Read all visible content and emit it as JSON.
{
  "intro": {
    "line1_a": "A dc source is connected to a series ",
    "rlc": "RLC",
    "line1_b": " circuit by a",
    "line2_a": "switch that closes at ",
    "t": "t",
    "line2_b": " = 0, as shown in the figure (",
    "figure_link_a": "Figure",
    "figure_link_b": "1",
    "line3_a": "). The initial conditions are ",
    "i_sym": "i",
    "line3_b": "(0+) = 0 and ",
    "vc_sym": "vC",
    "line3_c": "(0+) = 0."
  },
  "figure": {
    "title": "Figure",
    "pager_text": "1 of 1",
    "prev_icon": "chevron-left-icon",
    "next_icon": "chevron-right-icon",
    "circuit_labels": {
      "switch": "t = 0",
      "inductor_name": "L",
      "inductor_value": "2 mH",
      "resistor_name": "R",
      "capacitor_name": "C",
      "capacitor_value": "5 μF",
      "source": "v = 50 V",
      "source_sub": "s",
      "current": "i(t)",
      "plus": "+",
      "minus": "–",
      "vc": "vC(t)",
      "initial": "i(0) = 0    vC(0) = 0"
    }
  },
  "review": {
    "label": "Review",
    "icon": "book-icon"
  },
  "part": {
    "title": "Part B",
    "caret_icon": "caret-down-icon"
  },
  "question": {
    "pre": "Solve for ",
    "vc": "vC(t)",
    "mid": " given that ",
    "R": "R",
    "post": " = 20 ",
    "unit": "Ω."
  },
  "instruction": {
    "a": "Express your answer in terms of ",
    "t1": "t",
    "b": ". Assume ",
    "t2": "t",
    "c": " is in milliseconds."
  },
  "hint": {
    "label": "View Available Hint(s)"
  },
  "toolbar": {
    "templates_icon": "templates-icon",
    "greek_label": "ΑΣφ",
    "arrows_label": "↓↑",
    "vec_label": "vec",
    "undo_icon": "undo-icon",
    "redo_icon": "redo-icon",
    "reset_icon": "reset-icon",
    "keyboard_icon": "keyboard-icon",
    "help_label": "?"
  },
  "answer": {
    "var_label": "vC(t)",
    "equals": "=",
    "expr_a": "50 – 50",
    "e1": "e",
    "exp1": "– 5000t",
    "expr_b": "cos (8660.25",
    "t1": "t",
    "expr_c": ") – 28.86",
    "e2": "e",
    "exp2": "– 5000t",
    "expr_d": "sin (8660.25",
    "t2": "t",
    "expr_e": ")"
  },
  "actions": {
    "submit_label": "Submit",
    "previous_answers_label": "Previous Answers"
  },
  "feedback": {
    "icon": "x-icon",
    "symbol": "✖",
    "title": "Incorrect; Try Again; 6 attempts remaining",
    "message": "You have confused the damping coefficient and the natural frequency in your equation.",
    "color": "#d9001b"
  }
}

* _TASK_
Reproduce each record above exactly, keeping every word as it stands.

* _OUTPUT BELOW_
Read all visible content and emit it as JSON.
{
  "intro": {
    "line1_a": "A dc source is connected to a series ",
    "rlc": "RLC",
    "line1_b": " circuit by a",
    "line2_a": "switch that closes at ",
    "t": "t",
    "line2_b": " = 0, as shown in the figure (",
    "figure_link_a": "Figure",
    "figure_link_b": "1",
    "line3_a": "). The initial conditions are ",
    "i_sym": "i",
    "line3_b": "(0+) = 0 and ",
    "vc_sym": "vC",
    "line3_c": "(0+) = 0."
  },
  "figure": {
    "title": "Figure",
    "pager_text": "1 of 1",
    "prev_icon": "chevron-left-icon",
    "next_icon": "chevron-right-icon",
    "circuit_labels": {
      "switch": "t = 0",
      "inductor_name": "L",
      "inductor_value": "2 mH",
      "resistor_name": "R",
      "capacitor_name": "C",
      "capacitor_value": "5 μF",
      "source": "v = 50 V",
      "source_sub": "s",
      "current": "i(t)",
      "plus": "+",
      "minus": "–",
      "vc": "vC(t)",
      "initial": "i(0) = 0    vC(0) = 0"
    }
  },
  "review": {
    "label": "Review",
    "icon": "book-icon"
  },
  "part": {
    "title": "Part B",
    "caret_icon": "caret-down-icon"
  },
  "question": {
    "pre": "Solve for ",
    "vc": "vC(t)",
    "mid": " given that ",
    "R": "R",
    "post": " = 20 ",
    "unit": "Ω."
  },
  "instruction": {
    "a": "Express your answer in terms of ",
    "t1": "t",
    "b": ". Assume ",
    "t2": "t",
    "c": " is in milliseconds."
  },
  "hint": {
    "label": "View Available Hint(s)"
  },
  "toolbar": {
    "templates_icon": "templates-icon",
    "greek_label": "ΑΣφ",
    "arrows_label": "↓↑",
    "vec_label": "vec",
    "undo_icon": "undo-icon",
    "redo_icon": "redo-icon",
    "reset_icon": "reset-icon",
    "keyboard_icon": "keyboard-icon",
    "help_label": "?"
  },
  "answer": {
    "var_label": "vC(t)",
    "equals": "=",
    "expr_a": "50 – 50",
    "e1": "e",
    "exp1": "– 5000t",
    "expr_b": "cos (8660.25",
    "t1": "t",
    "expr_c": ") – 28.86",
    "e2": "e",
    "exp2": "– 5000t",
    "expr_d": "sin (8660.25",
    "t2": "t",
    "expr_e": ")"
  },
  "actions": {
    "submit_label": "Submit",
    "previous_answers_label": "Previous Answers"
  },
  "feedback": {
    "icon": "x-icon",
    "symbol": "✖",
    "title": "Incorrect; Try Again; 6 attempts remaining",
    "message": "You have confused the damping coefficient and the natural frequency in your equation.",
    "color": "#d9001b"
  }
}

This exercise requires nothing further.